Who fires Hospice?
Hospice came to the house the following day but Aunt still wasn’t convinced she needed them so she wouldn’t sign any papers. We were a little amused at our still very independent Aunt but a little nervous because Mark, Kelly and I needed their guidance. In the end, we let Aunt make her own decision.
On Thursday we had a great day and Mark made us a stir-fry dinner which we all ate together. Then that night, things got bad again. Aunt was very weak and unable to hold herself up, especially going to the bathroom. We vowed we would call Hospice on Friday whether Aunt thought she needed them or not. She was in a lot more pain and we needed some assistive devices to be able to help her properly.
Friday morning was still rough, so she finally agreed to sign up for Hospice. As soon as we called, they sent their wonderful caregivers over to help and they brought in a hospital bed and everything we needed to help our precious Aunt. Kelly kept asking me, “Mom, how are you and dad going to take care of Aunt Terry alone after I leave to go back to Chicago on Sunday?” Aunt was a larger woman and I was too weak to help her by myself and she was too modest for Mark to help her. For some odd reason I felt a peace and kept reassuring Kelly that her dad and I would manage okay.
On Saturday before Kelly had to leave to go back to Chicago, Aunt Terry passed away. It was her brother’s (Mark’s father’s) birthday. It was a beautiful sunny day and we all felt at peace in her room. A friend of ours, Chris Fagan, stopped by to see Aunt Terry and shortly after he arrived, Mark, Kelly, Chris and I stood by her side and held her hand and said goodbye to our feisty aunt.
Aunt Terry was a very strong woman and proved her strength during the year and a half that she dealt with lung cancer. I only saw her cry once after her diagnosis and I think it was because she understood the meaning of trust.
My friend Nancy Moody said to me the other day, “Life is a mystery. If we weren’t so darn busy all the time, we would likely see a lot more of the magic in life. Your blog reveals how your eyes are so wide open.”

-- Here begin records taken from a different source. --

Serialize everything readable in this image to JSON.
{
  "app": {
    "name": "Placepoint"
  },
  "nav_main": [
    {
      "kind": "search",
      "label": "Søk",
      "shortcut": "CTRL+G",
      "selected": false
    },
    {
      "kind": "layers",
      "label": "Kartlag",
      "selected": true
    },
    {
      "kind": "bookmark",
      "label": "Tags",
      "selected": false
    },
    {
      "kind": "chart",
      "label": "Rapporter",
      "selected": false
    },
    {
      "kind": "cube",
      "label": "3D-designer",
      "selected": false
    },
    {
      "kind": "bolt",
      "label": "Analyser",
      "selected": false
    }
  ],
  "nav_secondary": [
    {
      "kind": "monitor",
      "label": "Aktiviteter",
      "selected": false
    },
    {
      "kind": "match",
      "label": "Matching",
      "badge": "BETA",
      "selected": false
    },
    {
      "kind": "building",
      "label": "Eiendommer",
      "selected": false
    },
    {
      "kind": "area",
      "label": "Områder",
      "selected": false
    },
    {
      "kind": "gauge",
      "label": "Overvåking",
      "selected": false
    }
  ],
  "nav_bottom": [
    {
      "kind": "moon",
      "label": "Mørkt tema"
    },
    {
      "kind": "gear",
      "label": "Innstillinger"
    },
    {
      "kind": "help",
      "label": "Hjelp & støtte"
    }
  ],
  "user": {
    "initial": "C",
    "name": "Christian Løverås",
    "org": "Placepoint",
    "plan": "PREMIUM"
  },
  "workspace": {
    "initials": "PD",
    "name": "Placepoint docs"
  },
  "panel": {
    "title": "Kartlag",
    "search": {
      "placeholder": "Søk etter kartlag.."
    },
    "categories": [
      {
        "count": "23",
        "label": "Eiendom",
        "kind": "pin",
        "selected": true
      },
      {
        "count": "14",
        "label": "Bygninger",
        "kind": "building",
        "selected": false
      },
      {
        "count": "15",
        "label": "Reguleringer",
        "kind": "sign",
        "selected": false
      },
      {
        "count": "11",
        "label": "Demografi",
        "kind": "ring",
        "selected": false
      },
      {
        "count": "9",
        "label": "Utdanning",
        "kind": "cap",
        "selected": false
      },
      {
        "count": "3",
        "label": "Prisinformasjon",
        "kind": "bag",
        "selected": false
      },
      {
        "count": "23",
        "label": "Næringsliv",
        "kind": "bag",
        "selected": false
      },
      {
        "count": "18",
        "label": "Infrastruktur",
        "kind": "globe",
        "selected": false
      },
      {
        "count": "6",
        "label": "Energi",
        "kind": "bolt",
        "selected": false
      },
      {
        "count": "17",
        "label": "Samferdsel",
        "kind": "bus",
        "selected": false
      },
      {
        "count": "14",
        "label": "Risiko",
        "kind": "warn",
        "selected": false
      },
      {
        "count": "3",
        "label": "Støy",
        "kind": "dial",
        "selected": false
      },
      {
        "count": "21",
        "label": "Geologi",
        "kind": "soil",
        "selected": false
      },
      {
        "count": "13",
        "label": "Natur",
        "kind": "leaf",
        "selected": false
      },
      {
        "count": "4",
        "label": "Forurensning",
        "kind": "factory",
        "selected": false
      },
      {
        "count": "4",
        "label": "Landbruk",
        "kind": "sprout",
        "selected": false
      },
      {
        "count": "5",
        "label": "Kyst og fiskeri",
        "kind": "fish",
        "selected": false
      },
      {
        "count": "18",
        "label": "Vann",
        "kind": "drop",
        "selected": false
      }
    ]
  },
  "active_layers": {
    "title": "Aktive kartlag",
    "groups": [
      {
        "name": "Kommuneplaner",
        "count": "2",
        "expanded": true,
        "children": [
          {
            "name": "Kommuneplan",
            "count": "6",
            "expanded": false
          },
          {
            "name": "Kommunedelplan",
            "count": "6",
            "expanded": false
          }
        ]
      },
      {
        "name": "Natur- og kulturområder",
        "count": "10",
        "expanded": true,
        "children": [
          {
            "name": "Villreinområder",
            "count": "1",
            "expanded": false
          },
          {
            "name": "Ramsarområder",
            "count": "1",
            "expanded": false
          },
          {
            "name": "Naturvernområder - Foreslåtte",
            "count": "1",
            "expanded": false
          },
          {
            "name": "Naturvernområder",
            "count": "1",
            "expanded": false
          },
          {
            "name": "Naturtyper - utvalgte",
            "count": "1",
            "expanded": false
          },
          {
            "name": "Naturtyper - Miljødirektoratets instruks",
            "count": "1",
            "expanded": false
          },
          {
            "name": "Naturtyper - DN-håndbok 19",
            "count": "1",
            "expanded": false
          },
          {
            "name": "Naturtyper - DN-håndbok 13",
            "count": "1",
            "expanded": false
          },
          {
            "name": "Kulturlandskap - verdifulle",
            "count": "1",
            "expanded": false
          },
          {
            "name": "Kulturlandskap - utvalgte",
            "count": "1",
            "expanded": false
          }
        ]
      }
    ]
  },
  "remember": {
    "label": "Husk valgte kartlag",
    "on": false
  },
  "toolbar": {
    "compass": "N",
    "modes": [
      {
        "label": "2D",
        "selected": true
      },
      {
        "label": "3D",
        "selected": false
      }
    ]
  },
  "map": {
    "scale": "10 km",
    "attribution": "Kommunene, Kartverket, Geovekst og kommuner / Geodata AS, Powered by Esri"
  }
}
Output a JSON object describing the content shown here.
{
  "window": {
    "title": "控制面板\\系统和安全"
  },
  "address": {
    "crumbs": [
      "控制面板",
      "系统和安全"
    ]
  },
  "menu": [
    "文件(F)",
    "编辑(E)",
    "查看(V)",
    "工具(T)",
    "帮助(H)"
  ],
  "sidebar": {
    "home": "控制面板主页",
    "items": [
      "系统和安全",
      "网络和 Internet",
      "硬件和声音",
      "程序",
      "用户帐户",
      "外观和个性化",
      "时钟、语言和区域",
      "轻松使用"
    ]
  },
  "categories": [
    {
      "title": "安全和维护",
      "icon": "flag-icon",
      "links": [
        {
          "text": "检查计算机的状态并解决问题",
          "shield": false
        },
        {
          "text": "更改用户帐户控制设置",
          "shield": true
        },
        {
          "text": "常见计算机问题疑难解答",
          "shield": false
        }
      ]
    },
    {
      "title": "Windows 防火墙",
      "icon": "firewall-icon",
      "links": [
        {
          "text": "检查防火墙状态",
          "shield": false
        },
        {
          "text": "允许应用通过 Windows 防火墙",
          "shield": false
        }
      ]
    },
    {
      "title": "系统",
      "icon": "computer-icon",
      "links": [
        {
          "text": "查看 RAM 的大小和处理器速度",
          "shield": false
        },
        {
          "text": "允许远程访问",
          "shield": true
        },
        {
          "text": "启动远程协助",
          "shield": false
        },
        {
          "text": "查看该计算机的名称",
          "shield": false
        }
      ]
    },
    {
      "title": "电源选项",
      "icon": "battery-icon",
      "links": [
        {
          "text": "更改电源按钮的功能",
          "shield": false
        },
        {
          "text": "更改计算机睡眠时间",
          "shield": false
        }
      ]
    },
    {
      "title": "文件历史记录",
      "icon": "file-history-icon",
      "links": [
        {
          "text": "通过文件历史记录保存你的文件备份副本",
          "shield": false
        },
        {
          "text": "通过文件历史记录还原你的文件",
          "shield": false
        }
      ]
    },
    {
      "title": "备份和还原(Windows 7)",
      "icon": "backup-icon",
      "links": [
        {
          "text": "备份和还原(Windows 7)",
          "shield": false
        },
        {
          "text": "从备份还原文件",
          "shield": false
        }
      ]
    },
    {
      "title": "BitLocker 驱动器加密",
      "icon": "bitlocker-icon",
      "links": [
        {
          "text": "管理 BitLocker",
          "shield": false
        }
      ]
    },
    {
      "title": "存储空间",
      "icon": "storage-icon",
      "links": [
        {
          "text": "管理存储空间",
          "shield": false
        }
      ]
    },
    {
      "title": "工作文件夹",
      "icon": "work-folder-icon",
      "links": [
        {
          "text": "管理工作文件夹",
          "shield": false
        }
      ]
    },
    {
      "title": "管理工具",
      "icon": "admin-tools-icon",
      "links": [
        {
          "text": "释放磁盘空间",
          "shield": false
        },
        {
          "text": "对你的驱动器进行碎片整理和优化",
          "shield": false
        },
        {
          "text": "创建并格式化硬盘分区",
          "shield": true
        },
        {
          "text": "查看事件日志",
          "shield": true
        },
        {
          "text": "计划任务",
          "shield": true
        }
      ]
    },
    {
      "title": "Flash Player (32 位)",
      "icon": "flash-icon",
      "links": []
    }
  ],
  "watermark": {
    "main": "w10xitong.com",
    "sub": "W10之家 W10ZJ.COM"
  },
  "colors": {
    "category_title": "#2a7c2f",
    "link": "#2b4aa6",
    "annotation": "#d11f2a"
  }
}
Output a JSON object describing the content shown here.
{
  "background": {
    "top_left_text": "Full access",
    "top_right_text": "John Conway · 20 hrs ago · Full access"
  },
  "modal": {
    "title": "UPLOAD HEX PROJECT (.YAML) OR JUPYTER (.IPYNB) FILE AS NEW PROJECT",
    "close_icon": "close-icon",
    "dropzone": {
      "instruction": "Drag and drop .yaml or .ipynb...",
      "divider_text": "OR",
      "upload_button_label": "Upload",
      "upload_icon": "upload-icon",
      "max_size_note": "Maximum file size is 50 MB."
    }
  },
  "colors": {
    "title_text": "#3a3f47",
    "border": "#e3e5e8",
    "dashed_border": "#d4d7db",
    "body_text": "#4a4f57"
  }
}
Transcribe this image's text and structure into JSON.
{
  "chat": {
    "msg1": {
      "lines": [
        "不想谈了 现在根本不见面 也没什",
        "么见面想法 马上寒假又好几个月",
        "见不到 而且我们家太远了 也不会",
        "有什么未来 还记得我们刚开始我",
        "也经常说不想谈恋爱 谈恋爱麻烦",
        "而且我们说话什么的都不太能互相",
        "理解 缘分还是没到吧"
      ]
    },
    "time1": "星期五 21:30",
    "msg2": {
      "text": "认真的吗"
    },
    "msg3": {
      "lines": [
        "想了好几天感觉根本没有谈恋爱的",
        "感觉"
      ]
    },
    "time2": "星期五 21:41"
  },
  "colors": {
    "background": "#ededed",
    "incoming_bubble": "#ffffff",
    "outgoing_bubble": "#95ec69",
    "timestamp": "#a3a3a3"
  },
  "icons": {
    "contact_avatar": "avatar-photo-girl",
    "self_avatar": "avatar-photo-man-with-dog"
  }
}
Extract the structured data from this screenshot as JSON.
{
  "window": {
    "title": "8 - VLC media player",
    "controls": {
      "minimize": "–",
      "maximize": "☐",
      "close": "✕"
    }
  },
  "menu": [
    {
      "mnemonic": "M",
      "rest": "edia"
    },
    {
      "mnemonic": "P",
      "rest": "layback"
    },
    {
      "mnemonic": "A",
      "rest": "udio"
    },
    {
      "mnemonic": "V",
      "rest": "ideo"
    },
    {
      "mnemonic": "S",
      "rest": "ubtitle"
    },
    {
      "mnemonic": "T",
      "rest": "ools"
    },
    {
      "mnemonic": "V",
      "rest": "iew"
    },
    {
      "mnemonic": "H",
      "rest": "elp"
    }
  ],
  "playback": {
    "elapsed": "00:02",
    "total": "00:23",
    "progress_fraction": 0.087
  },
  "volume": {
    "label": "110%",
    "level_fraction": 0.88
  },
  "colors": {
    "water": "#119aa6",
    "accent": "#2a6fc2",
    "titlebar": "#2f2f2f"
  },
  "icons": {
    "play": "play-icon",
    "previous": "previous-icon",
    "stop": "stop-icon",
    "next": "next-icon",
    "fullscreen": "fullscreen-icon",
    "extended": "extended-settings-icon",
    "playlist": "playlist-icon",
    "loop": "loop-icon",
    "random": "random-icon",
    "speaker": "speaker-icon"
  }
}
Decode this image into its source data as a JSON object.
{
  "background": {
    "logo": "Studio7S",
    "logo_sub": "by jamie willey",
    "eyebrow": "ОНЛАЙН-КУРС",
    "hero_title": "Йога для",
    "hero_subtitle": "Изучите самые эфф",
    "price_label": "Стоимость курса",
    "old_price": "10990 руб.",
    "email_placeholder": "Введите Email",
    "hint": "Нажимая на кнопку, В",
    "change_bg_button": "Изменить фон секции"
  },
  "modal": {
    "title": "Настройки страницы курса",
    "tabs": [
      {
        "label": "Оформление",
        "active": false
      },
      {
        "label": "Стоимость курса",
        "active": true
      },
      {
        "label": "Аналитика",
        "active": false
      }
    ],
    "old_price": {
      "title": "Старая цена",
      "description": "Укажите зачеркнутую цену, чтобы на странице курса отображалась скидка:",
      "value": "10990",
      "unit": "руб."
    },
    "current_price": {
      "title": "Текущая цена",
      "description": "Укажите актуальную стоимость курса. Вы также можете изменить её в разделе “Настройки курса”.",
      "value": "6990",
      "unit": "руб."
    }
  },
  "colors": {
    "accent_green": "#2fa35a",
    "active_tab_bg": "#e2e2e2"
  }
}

I definitely think my eyes were open during Aunt Terry’s death.